There are nine sites in Mount Mitchell State Park’s family campground that are available from May 1 to October 31. Each campsite has a grill and picnic table. The campground also has restrooms that you can use during the warmer months. Keep in mind that hot water and showers are not available.

Alternatively, you may also leave your vehicle overnight and camp in Pisgah National Forest. For this option, you must register your car at a trailhead near the parking area or the park office. You also need to leave a copy of your registration form on your car’s dashboard.

Don’t know what to bring for a Mount Mitchell camping trip? Here are a few suggestions:

  • Tent
  • Sleeping bags
  • Camping pillow
  • Flashlights or headlamps
  • Camp chairs
  • Cooking utensils
  • Eating utensils
  • Multi-purpose knife
  • Sleepwear
  • Wool or synthetic socks
  • Lightweight jacket or fleece
  • Moisture-wicking shirts and underwear
  • Health and hygiene items

Additional Tips

Check the weather

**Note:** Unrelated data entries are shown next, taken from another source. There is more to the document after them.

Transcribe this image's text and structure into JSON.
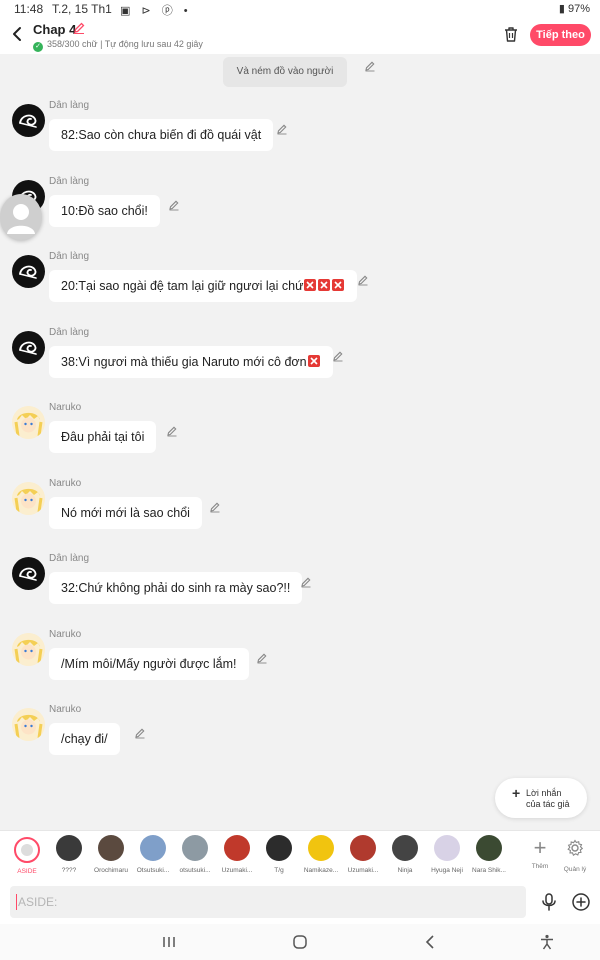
{
  "status_bar": {
    "time": "11:48",
    "date": "T.2, 15 Th1",
    "notification_icons": "▣ ⊳ ⓟ •",
    "battery": "97%"
  },
  "header": {
    "title": "Chap 4",
    "word_count": "358/300 chữ",
    "autosave": "Tự động lưu sau 42 giây",
    "next_label": "Tiếp theo"
  },
  "narration": {
    "text": "Và ném đồ vào người"
  },
  "messages": [
    {
      "speaker": "Dân làng",
      "text": "82:Sao còn chưa biến đi đồ quái vật"
    },
    {
      "speaker": "Dân làng",
      "text": "10:Đồ sao chổi!"
    },
    {
      "speaker": "Dân làng",
      "text": "20:Tại sao ngài đệ tam lại giữ ngươi lại chứ"
    },
    {
      "speaker": "Dân làng",
      "text": "38:Vì ngươi mà thiếu gia Naruto mới cô đơn"
    },
    {
      "speaker": "Naruko",
      "text": "Đâu phải tại tôi"
    },
    {
      "speaker": "Naruko",
      "text": "Nó mới mới là sao chổi"
    },
    {
      "speaker": "Dân làng",
      "text": "32:Chứ không phải do sinh ra mày sao?!!"
    },
    {
      "speaker": "Naruko",
      "text": "/Mím môi/Mấy người được lắm!"
    },
    {
      "speaker": "Naruko",
      "text": "/chạy đi/"
    }
  ],
  "note_button": {
    "line1": "Lời nhắn",
    "line2": "của tác giả"
  },
  "characters": {
    "aside_label": "ASIDE",
    "list": [
      {
        "name": "????",
        "color": "#3a3a3a"
      },
      {
        "name": "Orochimaru",
        "color": "#5b4a3f"
      },
      {
        "name": "Otsutsuki...",
        "color": "#7f9fc9"
      },
      {
        "name": "otsutsuki...",
        "color": "#8d9aa3"
      },
      {
        "name": "Uzumaki...",
        "color": "#c0392b"
      },
      {
        "name": "T/g",
        "color": "#2c2c2c"
      },
      {
        "name": "Namikaze...",
        "color": "#f1c40f"
      },
      {
        "name": "Uzumaki...",
        "color": "#b03a2e"
      },
      {
        "name": "Ninja",
        "color": "#444444"
      },
      {
        "name": "Hyuga Neji",
        "color": "#d8d2e6"
      },
      {
        "name": "Nara Shik...",
        "color": "#3b4a32"
      }
    ],
    "add_label": "Thêm",
    "manage_label": "Quản lý"
  },
  "input": {
    "placeholder": "ASIDE:"
  },
  "colors": {
    "accent": "#ff4a68",
    "background": "#f2f2f2",
    "bubble": "#ffffff"
  }
}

While Mount Mitchell is open year-round, the peak sees clouds or heavy fog 8 out of 10 days. As such, you should check the weather forecast to improve your chances of visiting Mount Mitchell when the skies are pretty clear. Also, pack a sweater or jacket even on a short visit since the temperatures at the peak are 10 to 30 degrees (Fahrenheit) cooler than the valley. 

  • Average winter temperature in Mount Mitchell: 17 degrees Fahrenheit (-8.3 degrees Celsius)
  • Average summer temperature in Mount Mitchell: 65.9 degrees Fahrenheit (18.8 degrees Celsius)

Be prepared for rain or snow

Be prepared for the precipitation on Mount Mitchell’s summit. Rain and snow are fairly frequent due to its high elevation, and the peak gets 74.7 inches of precipitation per year. Heavy winds on the summit can be prohibitive as well, with gusts recorded at 178 miles per hour.  

This article is owned by Recapture Nature and was first published on September 25, 2019

Watch out for bears

Sometimes, bears are spotted near the campgrounds and along the trails, so make sure your waste is disposed of properly.